property-2In my last post I continued to lament that many people faced with a divorce would have benefitted from a bit of education on divorce laws even before they got married.  In this post I continue down the aisle…more things people should know before they utter “I thee wed.”

  • If you claim you have separate property when you get divorced, you have the burden of proving it.  Hopefully you understand that in New York there are two kinds of property: (1) separate property and (2) marital property.  If you get divorced, a court will only divide marital property; it has no authority to divide separate property.  Separate property includes all the assets you had going into the marriage, any gifts or inheritances you receive after the marriage (as long as they are just to you and not to you and your spouse), and any awards you may receive for pain and suffering as part of a personal injury lawsuit.
  • So let’s say after ten years of marriage it’s time to call it quits.  You had a nice pension as part of your job when you got married which continued to increase in value during the marriage.  Is it separate property?  Marital?  The answer is both!  But, you have the burden of proving how much of it is separate property, or put another way, how much was the pension worth when you got married.  If you think your pension company has just been itching to tell you what the value of your account was when you got married years ago, to put it politely, you would be wrong.  Most pension companies only keep records for a couple of years.  It’s up to you to provide those records or to come up with some proof as to what the value was at the time of the marriage.  If you can’t produce the records, the entire pension may be classified as marital and your spouse may have a windfall.  The same thing could be true for that Van Gogh you have over the fireplace.  If you can’t prove you had it before the wedding, you may have a problem.  If you aren’t entering into a prenuptial agreement before you get married, I suggest you take an inventory of all of your assets and save all of your account statements just before you get married and put them someplace safe, just in case….

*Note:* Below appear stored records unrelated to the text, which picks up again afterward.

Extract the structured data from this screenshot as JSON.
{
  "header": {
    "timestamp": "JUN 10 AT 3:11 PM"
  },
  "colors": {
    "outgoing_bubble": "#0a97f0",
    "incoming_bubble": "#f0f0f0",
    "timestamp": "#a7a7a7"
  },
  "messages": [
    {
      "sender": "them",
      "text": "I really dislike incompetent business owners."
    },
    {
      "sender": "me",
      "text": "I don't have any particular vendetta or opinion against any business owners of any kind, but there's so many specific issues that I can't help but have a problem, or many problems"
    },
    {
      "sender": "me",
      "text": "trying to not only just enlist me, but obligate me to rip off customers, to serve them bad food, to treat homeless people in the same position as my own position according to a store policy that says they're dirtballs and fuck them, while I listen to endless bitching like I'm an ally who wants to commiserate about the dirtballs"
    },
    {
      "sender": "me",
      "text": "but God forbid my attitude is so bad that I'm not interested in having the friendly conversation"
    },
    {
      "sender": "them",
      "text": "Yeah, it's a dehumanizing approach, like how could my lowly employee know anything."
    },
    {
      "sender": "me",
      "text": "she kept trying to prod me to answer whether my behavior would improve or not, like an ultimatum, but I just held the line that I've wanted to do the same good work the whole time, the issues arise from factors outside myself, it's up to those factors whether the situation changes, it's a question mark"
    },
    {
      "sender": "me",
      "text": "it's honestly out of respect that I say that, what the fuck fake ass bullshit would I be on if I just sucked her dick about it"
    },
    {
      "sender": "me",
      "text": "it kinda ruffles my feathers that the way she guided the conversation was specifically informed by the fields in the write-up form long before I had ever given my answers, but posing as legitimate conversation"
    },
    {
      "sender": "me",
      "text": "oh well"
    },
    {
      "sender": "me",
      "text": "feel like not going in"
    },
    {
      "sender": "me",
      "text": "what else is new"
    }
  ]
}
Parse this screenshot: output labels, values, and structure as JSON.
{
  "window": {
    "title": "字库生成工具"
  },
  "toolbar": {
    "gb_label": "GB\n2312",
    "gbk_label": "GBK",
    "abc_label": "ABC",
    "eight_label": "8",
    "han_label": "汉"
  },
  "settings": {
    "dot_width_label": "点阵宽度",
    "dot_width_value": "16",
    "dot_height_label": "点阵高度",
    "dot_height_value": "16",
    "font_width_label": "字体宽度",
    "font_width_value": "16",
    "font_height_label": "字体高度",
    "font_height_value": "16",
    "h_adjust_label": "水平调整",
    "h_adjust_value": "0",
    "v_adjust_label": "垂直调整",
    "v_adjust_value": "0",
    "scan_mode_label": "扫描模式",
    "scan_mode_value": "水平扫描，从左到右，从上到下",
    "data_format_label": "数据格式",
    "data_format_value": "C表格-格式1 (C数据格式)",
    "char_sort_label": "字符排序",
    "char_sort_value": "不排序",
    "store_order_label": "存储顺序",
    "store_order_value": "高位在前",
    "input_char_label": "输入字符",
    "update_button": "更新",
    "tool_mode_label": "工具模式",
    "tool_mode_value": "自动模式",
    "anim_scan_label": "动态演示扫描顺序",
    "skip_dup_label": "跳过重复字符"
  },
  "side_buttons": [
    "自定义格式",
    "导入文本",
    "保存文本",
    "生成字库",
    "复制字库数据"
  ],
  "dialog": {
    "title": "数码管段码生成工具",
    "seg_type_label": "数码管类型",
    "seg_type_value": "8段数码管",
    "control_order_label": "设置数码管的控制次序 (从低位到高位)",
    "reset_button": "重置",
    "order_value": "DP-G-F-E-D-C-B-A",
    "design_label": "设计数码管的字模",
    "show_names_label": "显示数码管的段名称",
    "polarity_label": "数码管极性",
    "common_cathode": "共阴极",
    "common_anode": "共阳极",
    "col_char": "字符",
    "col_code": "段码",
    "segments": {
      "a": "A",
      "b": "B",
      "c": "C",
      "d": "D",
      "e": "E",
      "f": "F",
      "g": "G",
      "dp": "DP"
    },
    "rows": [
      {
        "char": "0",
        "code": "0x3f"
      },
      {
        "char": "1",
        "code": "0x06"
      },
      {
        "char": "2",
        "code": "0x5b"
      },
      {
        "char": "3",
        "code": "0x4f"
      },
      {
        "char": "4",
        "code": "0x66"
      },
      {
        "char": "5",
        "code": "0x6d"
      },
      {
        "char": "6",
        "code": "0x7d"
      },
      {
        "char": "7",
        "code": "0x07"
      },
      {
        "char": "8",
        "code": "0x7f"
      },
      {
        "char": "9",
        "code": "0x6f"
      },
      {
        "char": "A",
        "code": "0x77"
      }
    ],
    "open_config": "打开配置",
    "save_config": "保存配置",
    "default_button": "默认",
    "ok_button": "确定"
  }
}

To be continued.…  Join me next time for more on tales of the uninformed when I talk about how it’s not difficult to accidentally convert separate property into marital property.